We grant substantial deference to the trial judge's discretion on evidentiary rulings. Bd. of Educ. Of Clinton v. Zoning Bd. of Adjustment of Clinton, 409 N.J. Super. 389, 430 (App. Div. 2009); Benevenga v. Digregorio, 325 N.J. Super. 27, 32 (App. Div. 1999), certif. denied, 163 N.J. 79 (2000). As a general rule, the trial court's ruling will not be disturbed unless there is a clear abuse of discretion. Dinter v. Sears, Roebuck & Co., 252 N.J. Super. 84, 92 (App. Div. 1991). We discern no abuse of discretion in limiting Dr. Crawford's testimony to the matters contained in his reports or in the court's denial of J.M.E.'s request - during trial - that he conduct a bonding evaluation.

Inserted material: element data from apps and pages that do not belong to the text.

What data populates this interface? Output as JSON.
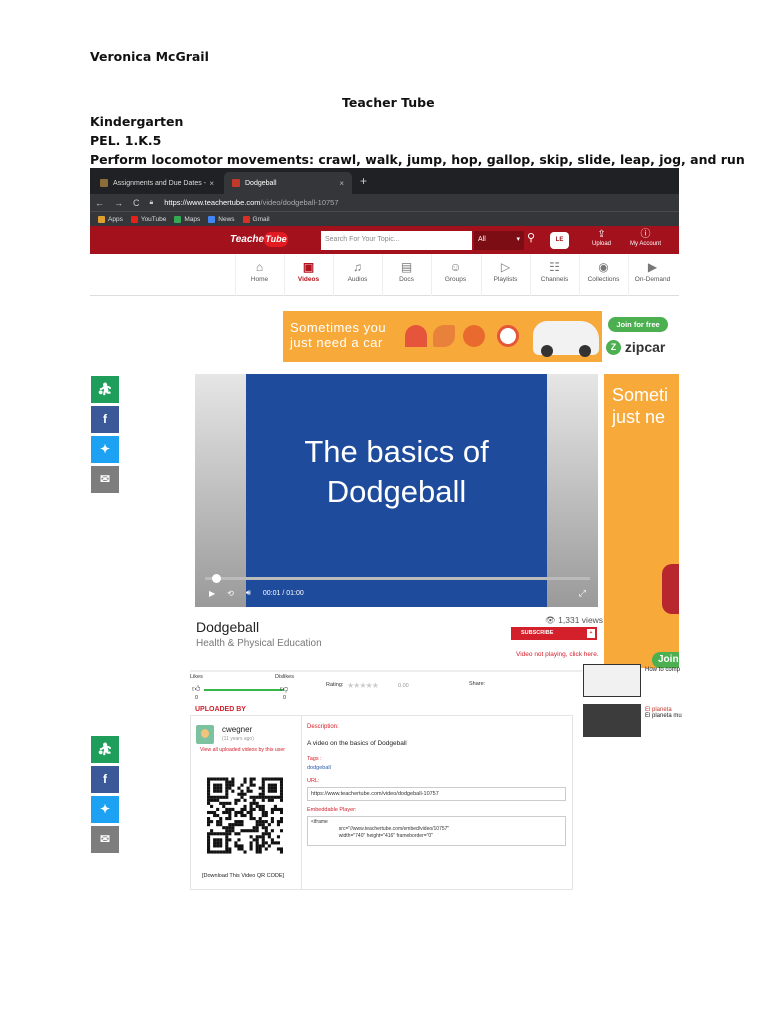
{
  "doc": {
    "author": "Veronica McGrail",
    "title": "Teacher Tube",
    "grade": "Kindergarten",
    "standard": "PEL. 1.K.5",
    "objective": "Perform locomotor movements: crawl, walk, jump, hop, gallop, skip, slide, leap, jog, and run"
  },
  "browser": {
    "tabs": [
      {
        "label": "Assignments and Due Dates -",
        "close": "×"
      },
      {
        "label": "Dodgeball",
        "close": "×"
      }
    ],
    "new_tab": "+",
    "url_host": "https://www.teachertube.com",
    "url_path": "/video/dodgeball-10757",
    "bookmarks": [
      {
        "label": "Apps",
        "color": "#e0a030"
      },
      {
        "label": "YouTube",
        "color": "#e62117"
      },
      {
        "label": "Maps",
        "color": "#34a853"
      },
      {
        "label": "News",
        "color": "#4285f4"
      },
      {
        "label": "Gmail",
        "color": "#d93025"
      }
    ]
  },
  "site": {
    "logo_word": "Teacher",
    "logo_mark": "Tube",
    "search_placeholder": "Search For Your Topic...",
    "search_filter": "All",
    "lt_label": "LE",
    "upload_label": "Upload",
    "account_label": "My Account",
    "menu": [
      {
        "label": "Home",
        "icon": "⌂"
      },
      {
        "label": "Videos",
        "icon": "▣"
      },
      {
        "label": "Audios",
        "icon": "♫"
      },
      {
        "label": "Docs",
        "icon": "▤"
      },
      {
        "label": "Groups",
        "icon": "☺"
      },
      {
        "label": "Playlists",
        "icon": "▷"
      },
      {
        "label": "Channels",
        "icon": "☷"
      },
      {
        "label": "Collections",
        "icon": "◉"
      },
      {
        "label": "On-Demand",
        "icon": "▶"
      }
    ],
    "active_menu": "Videos",
    "accent": "#a3111c"
  },
  "ad": {
    "line1": "Sometimes you",
    "line2": "just need a car",
    "join": "Join for free",
    "brand": "zipcar",
    "brand_mark": "Z",
    "side_line1": "Someti",
    "side_line2": "just ne",
    "side_join": "Join"
  },
  "player": {
    "title_line1": "The basics of",
    "title_line2": "Dodgeball",
    "time": "00:01 / 01:00",
    "progress": 0.017
  },
  "video": {
    "title": "Dodgeball",
    "category": "Health & Physical Education",
    "views": "1,331 views",
    "subscribe": "SUBSCRIBE",
    "not_playing": "Video not playing, click here.",
    "likes_label": "Likes",
    "dislikes_label": "Dislikes",
    "likes": "0",
    "dislikes": "0",
    "rating_label": "Rating:",
    "rating": "0.00",
    "share_label": "Share:"
  },
  "related": [
    {
      "title": "",
      "sub": "How to comp"
    },
    {
      "title": "El planeta",
      "sub": "El planeta mu"
    }
  ],
  "uploader": {
    "section": "UPLOADED BY",
    "name": "cwegner",
    "ago": "(11 years ago)",
    "view_all": "View all uploaded videos by this user",
    "qr_download": "[Download This Video QR CODE]"
  },
  "details": {
    "desc_label": "Description:",
    "desc": "A video on the basics of Dodgeball",
    "tags_label": "Tags :",
    "tag": "dodgeball",
    "url_label": "URL:",
    "url": "https://www.teachertube.com/video/dodgeball-10757",
    "embed_label": "Embeddable Player:",
    "embed": "<iframe\n                    src=\"//www.teachertube.com/embed/video/10757\"\n                    width=\"740\" height=\"416\" frameborder=\"0\""
  },
  "share_icons": [
    "classroom-icon",
    "facebook-icon",
    "twitter-icon",
    "email-icon"
  ]
}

Both defendants did not appear for a number of scheduled trial dates. Some of these absences were "excused" by the court and, although there is no documentation in the record regarding defendants' medical conditions, the trial court accepted the representations that J.M.E. was hospitalized on the first day of trial for undisclosed reasons and that R.J.N., Jr. was diagnosed with metastatic prostate cancer, requiring surgery, during the trial. In an effort to balance the interests of the children in proceeding with the trial with those of defendants, the court denied R.J.N., Jr.'s request for a three-month adjournment, arranged for tapes of the proceedings to be made available to defendants and advised that defendants would be permitted to recall witnesses.

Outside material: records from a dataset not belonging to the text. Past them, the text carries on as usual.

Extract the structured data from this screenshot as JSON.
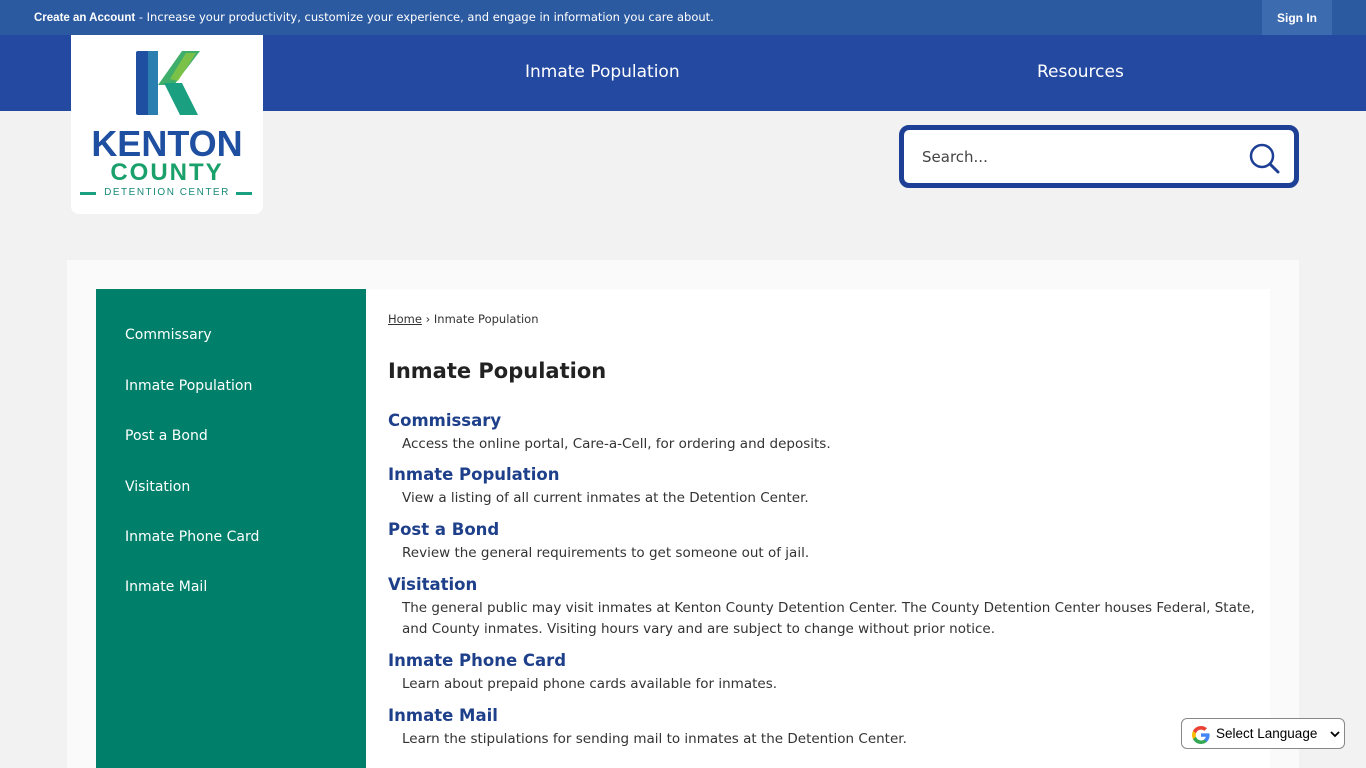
{
  "topbar": {
    "create_account": "Create an Account",
    "message": " - Increase your productivity, customize your experience, and engage in information you care about.",
    "sign_in": "Sign In"
  },
  "logo": {
    "line1": "KENTON",
    "line2": "COUNTY",
    "line3": "DETENTION CENTER"
  },
  "nav": {
    "items": [
      "Inmate Population",
      "Resources"
    ]
  },
  "search": {
    "placeholder": "Search..."
  },
  "sidebar": {
    "items": [
      "Commissary",
      "Inmate Population",
      "Post a Bond",
      "Visitation",
      "Inmate Phone Card",
      "Inmate Mail"
    ]
  },
  "breadcrumb": {
    "home": "Home",
    "separator": "›",
    "current": "Inmate Population"
  },
  "main": {
    "title": "Inmate Population",
    "entries": [
      {
        "title": "Commissary",
        "desc": "Access the online portal, Care-a-Cell, for ordering and deposits."
      },
      {
        "title": "Inmate Population",
        "desc": "View a listing of all current inmates at the Detention Center."
      },
      {
        "title": "Post a Bond",
        "desc": "Review the general requirements to get someone out of jail."
      },
      {
        "title": "Visitation",
        "desc": "The general public may visit inmates at Kenton County Detention Center. The County Detention Center houses Federal, State, and County inmates. Visiting hours vary and are subject to change without prior notice."
      },
      {
        "title": "Inmate Phone Card",
        "desc": "Learn about prepaid phone cards available for inmates."
      },
      {
        "title": "Inmate Mail",
        "desc": "Learn the stipulations for sending mail to inmates at the Detention Center."
      }
    ]
  },
  "language": {
    "label": "Select Language"
  },
  "colors": {
    "topbar": "#2c5aa0",
    "navbar": "#2449a0",
    "sidebar": "#00806a",
    "link": "#1e3f8a"
  },
  "icons": {
    "search": "search-icon",
    "google": "google-g-icon",
    "dropdown": "chevron-down-icon",
    "logo": "kenton-k-logo-icon"
  }
}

Neither defendant challenges the procedure adopted by the court on appeal, and R.J.N., Jr. does not appeal the denial of his adjournment request. J.M.E. argues that her right to counsel was compromised by the fact that the court asked her attorney, over his objection, to communicate with R.J.N., Jr., who was pro se, regarding the proceedings. Although it was inappropriate for the trial court to ask her attorney to do so, there is no indication that J.M.E. was prejudiced by this procedure in any way. Throughout the proceedings, her attorney repeatedly reminded the court that R.J.N., Jr. was unrepresented and that he only represented J.M.E. He did so without any evidence of divided loyalty. Therefore, we are satisfied that this argument lacks merit.

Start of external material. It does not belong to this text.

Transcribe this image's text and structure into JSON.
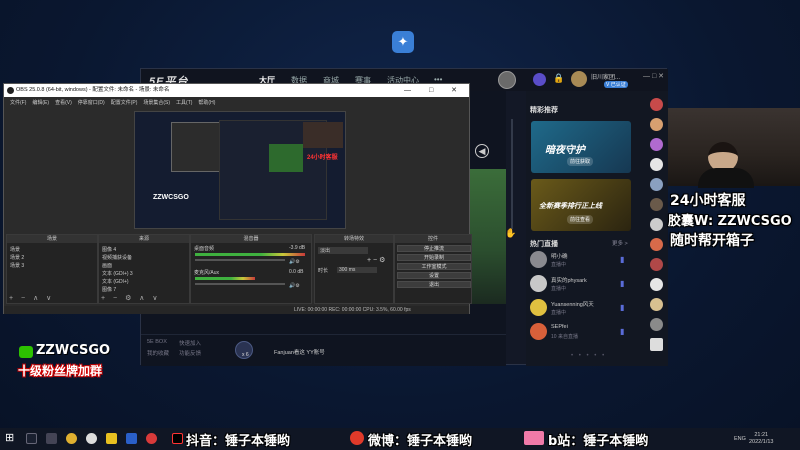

Finally, R.J.N., Jr. argues that the court erred in failing to assign counsel for him. "In any action concerning the termination of parental rights[,]" N.J.S.A. 30:4C-15.4(a) provides as follows:
If the parent appears before the court, is indigent and requests counsel, the court shall appoint the Office of the Public Defender to represent the parent.
There are two essential prerequisites to the appointment of counsel that are absent in the record before us: evidence that R.J.N., Jr. was indigent and that a request for counsel was actually made. In the absence of a record that such a request was actually made to the trial court, this argument is not properly before us.*fn5 State v. Robinson, 200 N.J. 1, 20 (2009). If, indeed, R.J.N., Jr. was indigent and denied counsel, there could be a basis for considering whether the failure to appoint counsel was "clearly capable of producing an unjust result[.]"
R. 2:10-2. However, since there is no evidence in the record that R.J.N., Jr. ever claimed to be indigent or presented any evidence of indigency, no further consideration of this argument is warranted.